SpaceX fires up Starship and Super Heavy Booster 7 ahead of test flight
(Image credit: SpaceX via Twitter)
SpaceX fired up a Super Heavy booster on the launch pad today (Aug. 9) for the first time ever, notching a big milestone in the development of its Starship deep-space transportation system.
The Super Heavy in question, a prototype known as Booster 7, is scheduled to launch on the Starship program’s first orbital test flight in the coming months. SpaceX is gearing up for that mission, as today’s engine test shows.
The test, which took place this afternoon at SpaceX’s Starbase facility in South Texas, involved just one of Super Heavy’s 33 Raptor engines, company representatives said via Twitter (opens in new tab). The engine lit up while Booster 7 remained anchored to the orbital launch mount, in a test known as a static fire.
The Starship system consists of Super Heavy and a 165-foot-tall (50 meters) upper-stage spacecraft called Starship. Both elements are designed to be fully reusable, and both will be powered by the next-generation Raptor, which is much more powerful than the Merlin engine that SpaceX uses with its Falcon 9 and Falcon Heavy rockets.

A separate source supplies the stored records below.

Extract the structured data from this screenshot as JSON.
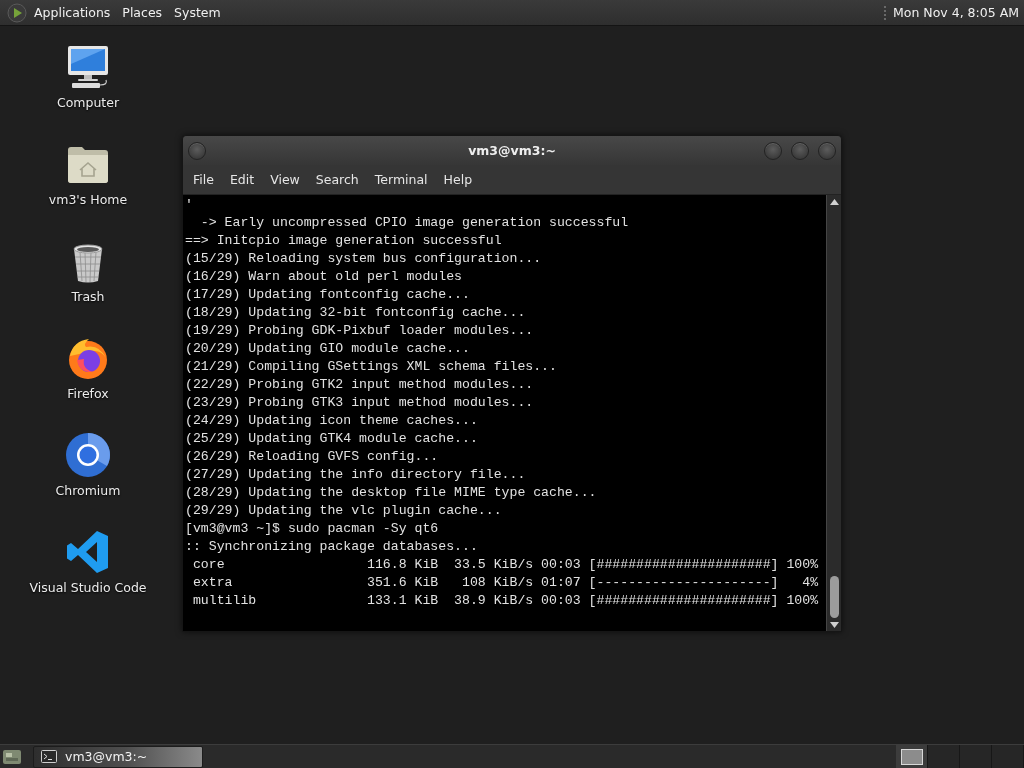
{
  "top_panel": {
    "menus": [
      "Applications",
      "Places",
      "System"
    ],
    "clock": "Mon Nov 4, 8:05 AM"
  },
  "desktop_icons": [
    {
      "label": "Computer",
      "kind": "computer"
    },
    {
      "label": "vm3's Home",
      "kind": "home"
    },
    {
      "label": "Trash",
      "kind": "trash"
    },
    {
      "label": "Firefox",
      "kind": "firefox"
    },
    {
      "label": "Chromium",
      "kind": "chromium"
    },
    {
      "label": "Visual Studio Code",
      "kind": "vscode"
    }
  ],
  "terminal_window": {
    "title": "vm3@vm3:~",
    "menu": [
      "File",
      "Edit",
      "View",
      "Search",
      "Terminal",
      "Help"
    ],
    "lines": [
      "'",
      "  -> Early uncompressed CPIO image generation successful",
      "==> Initcpio image generation successful",
      "(15/29) Reloading system bus configuration...",
      "(16/29) Warn about old perl modules",
      "(17/29) Updating fontconfig cache...",
      "(18/29) Updating 32-bit fontconfig cache...",
      "(19/29) Probing GDK-Pixbuf loader modules...",
      "(20/29) Updating GIO module cache...",
      "(21/29) Compiling GSettings XML schema files...",
      "(22/29) Probing GTK2 input method modules...",
      "(23/29) Probing GTK3 input method modules...",
      "(24/29) Updating icon theme caches...",
      "(25/29) Updating GTK4 module cache...",
      "(26/29) Reloading GVFS config...",
      "(27/29) Updating the info directory file...",
      "(28/29) Updating the desktop file MIME type cache...",
      "(29/29) Updating the vlc plugin cache...",
      "[vm3@vm3 ~]$ sudo pacman -Sy qt6",
      ":: Synchronizing package databases...",
      " core                  116.8 KiB  33.5 KiB/s 00:03 [######################] 100%",
      " extra                 351.6 KiB   108 KiB/s 01:07 [----------------------]   4%",
      " multilib              133.1 KiB  38.9 KiB/s 00:03 [######################] 100%"
    ]
  },
  "taskbar": {
    "tasks": [
      {
        "label": "vm3@vm3:~",
        "selected": true
      }
    ],
    "workspaces": [
      {
        "selected": true,
        "has_window": true
      },
      {
        "selected": false,
        "has_window": false
      },
      {
        "selected": false,
        "has_window": false
      },
      {
        "selected": false,
        "has_window": false
      }
    ]
  }
}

Starship upper-stage prototypes have launched before, on test flights that reached a maximum altitude of just 6.2 miles (10 kilometers) or so. Those jaunts involved vehicles with three engines, half of what the final Starship spacecraft will sport.
No Super Heavy vehicle has yet left the ground, though the upcoming orbital test flight will change that, if all goes according to plan. On that mission, which will lift off from Starbase, Booster 7 will launch a six-engine Starship prototype called Ship 24 to orbit. Booster 7 will splash down in the Gulf of Mexico shortly after liftoff, and Ship 24 will circle Earth once before coming down in the Pacific Ocean near the Hawaiian island of Kauai.
And Ship 24 got a workout today, too: A few hours after the Booster 7 activity, SpaceX conducted a static fire with two of Ship 24’s six Raptors, the company announced via Twitter (opens in new tab).
Static fire test of two Raptor engines on Starship 24 pic.twitter.com/NNpViztphIAugust 10, 2022
SpaceX likely will perform a lot more testing before clearing Booster 7 and Ship 24 for that landmark launch. But some of those prelaunch trials will be big events in themselves. The first time that Booster 7 fires up all 33 of its Raptors, for example, will be a sight — and a sound — to behold. (For perspective: The Falcon 9 has just nine engines in its first stage, as the rocket’s name suggests.)
Though today marked Booster 7’s first static fire on the launch mount, it has breathed fire at Starbase before. On July 11, flames shot from the vehicle’s base after something went wrong during an « engine spin start test. »
Tuesday was a very busy day for SpaceX. On Tuesday night, the company launched 52 of its Starlink internet satellites to orbit with a Falcon 9, which lifted off from NASA’s Kennedy Space Center in Florida. The rocket’s first stage came down for a vertical landing at sea on one of SpaceX’s autonomous drone ships a little less than nine minutes after launch.
Editor’s note: This story was updated at 10:12 p.m. EDT on Aug. 9 with news of Ship 24’s static fire, then again at 10:57 p.m. EDT with details and video from SpaceX and news of the Starlink launch.
Mike Wall is the author of « Out There (opens in new tab) » (Grand Central Publishing, 2018; illustrated by Karl Tate), a book about the search for alien life. Follow him on Twitter @michaeldwall (opens in new tab). Follow us on Twitter @Spacedotcom (opens in new tab) or on Facebook (opens in new tab).
Michael Wall is a Senior Space Writer with Space.com (opens in new tab) and joined the team in 2010. He primarily covers exoplanets, spaceflight and military space, but has been known to dabble in the space art beat. His book about the search for alien life, « Out There, » was published on Nov. 13, 2018. Before becoming a science writer, Michael worked as a herpetologist and wildlife biologist. He has a Ph.D. in evolutionary biology from the University of Sydney, Australia, a bachelor’s degree from the University of Arizona, and a graduate certificate in science writing from the University of California, Santa Cruz. To find out what his latest project is, you can follow Michael on Twitter.